Social Services Administrator or alternate

Inspector, Wellington County Police Services

Guelph-Wellington Emergency Medical Services Chief or alternate

Medical Officer of Health for the Wellington Dufferin Guelph Public Health Unit or alternate

Community Emergency Management Coordinator or alternate


Wellington 9-1-1 Service

9-1-1 Service is available in Wellington County. The County of Wellington contracts the Ontario Provincial Police (OPP) in North Bay, Ontario to provide the Public Safety Answering Point for the majority of Wellington 9-1-1 calls.


What happens when you make a 9-1-1 call?

A police dispatcher in North Bay will answer a 9-1-1 call made in Wellington County. A back up 9-1-1 answering service is located in Orillia. OPP staff answering your call in North Bay is referred to as a Call Taker. A Call Taker will ask if you require police, fire or ambulance. Based upon your answer, your call will be transferred to the emergency police, fire or ambulance dispatch agency that you request.

The 9-1-1 data taken from the 9-1-1 call contains key information about the caller but will vary depending upon whether you are calling from a landline, wireless, or internet telephone device. You should know the limitations about the type of information provided depending upon the device used to call 9-1-1. Once the Call Taker at OPP has made the connection with the agency you requested, and they hear the dispatcher's voice, the OPP Caller Taker disconnects from the call, freeing the 9-1-1 line for another call. Your 9-1-1 call is now in the hands of the dispatcher of the emergency service that you requested.


Use 9-1-1


  • When urgent Police assistance is required to report a crime, to save a life, to report a serious traffic accident
  • When urgent Fire assistance is required, such as when you see or smell smoke, see a fire, to save a life
  • When urgent Emergency Medical Services are required to save a life


Text with 9-1-1


Text with 9-1-1 Service for the deaf, hard of hearing and speech impaired (DHHSI) is now available in Wellington County through our contracted 9-1-1 services with the OPP as our Public Safety Answering Point.  Text with 9-1-1 enables individuals of the DHHSI community to communicate with 9-1-1 operators via text message (SMS) during an emergency.


In order to be able to use this service, a member of the DHHSI community must first register for T9-1-1 with their wireless service provider.  You can find out more about this important service and how to register at http://textwith911.ca


You can also review the OPP information card on T9-1-1. Click Here

CRTC recognized for its innovative work on behalf of hearing and speech-impaired Canadians


Do NOT use 9-1-1


  • For general inquiries
  • To inquire about winter road conditions and closures
  • To inquire about traffic concerns
  • For fun or pranks

For more information, follow link to 9-1-1 brochure

For more information on 9-1-1 wireless/cell phone etiquette, follow link to 9-1-1 Postcard


Important non-emergency numbers

Wellington County OPP P 1.888.310.1122 

Ambulance P 519.842.1677 

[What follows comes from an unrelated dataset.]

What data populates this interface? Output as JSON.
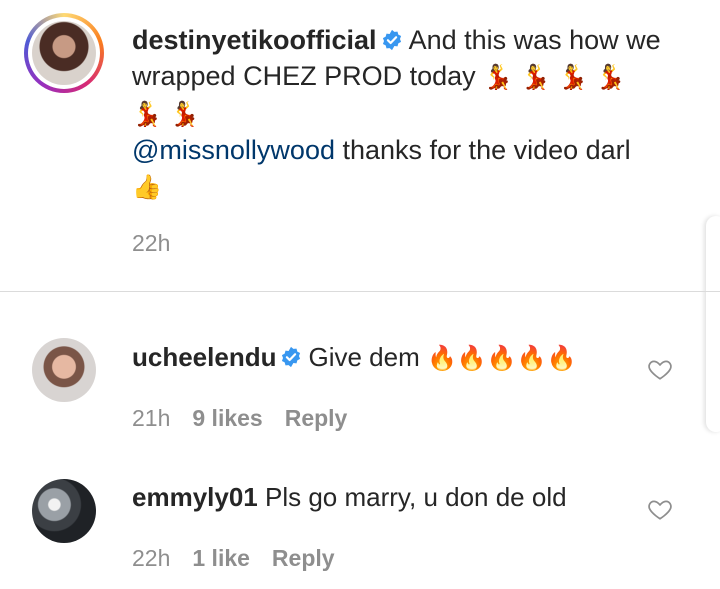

Fire - Contact your municipal fire department. Follow link to contact information

County of Wellington Emergency Management

536 Wellington Rd. 18


Fergus ON, N1M 2W3

Linda Dickson

Community Emergency Management Coordinator (CEMC)
T 519.846.8058 or 519.837.2600 x3322
C 519.993.0105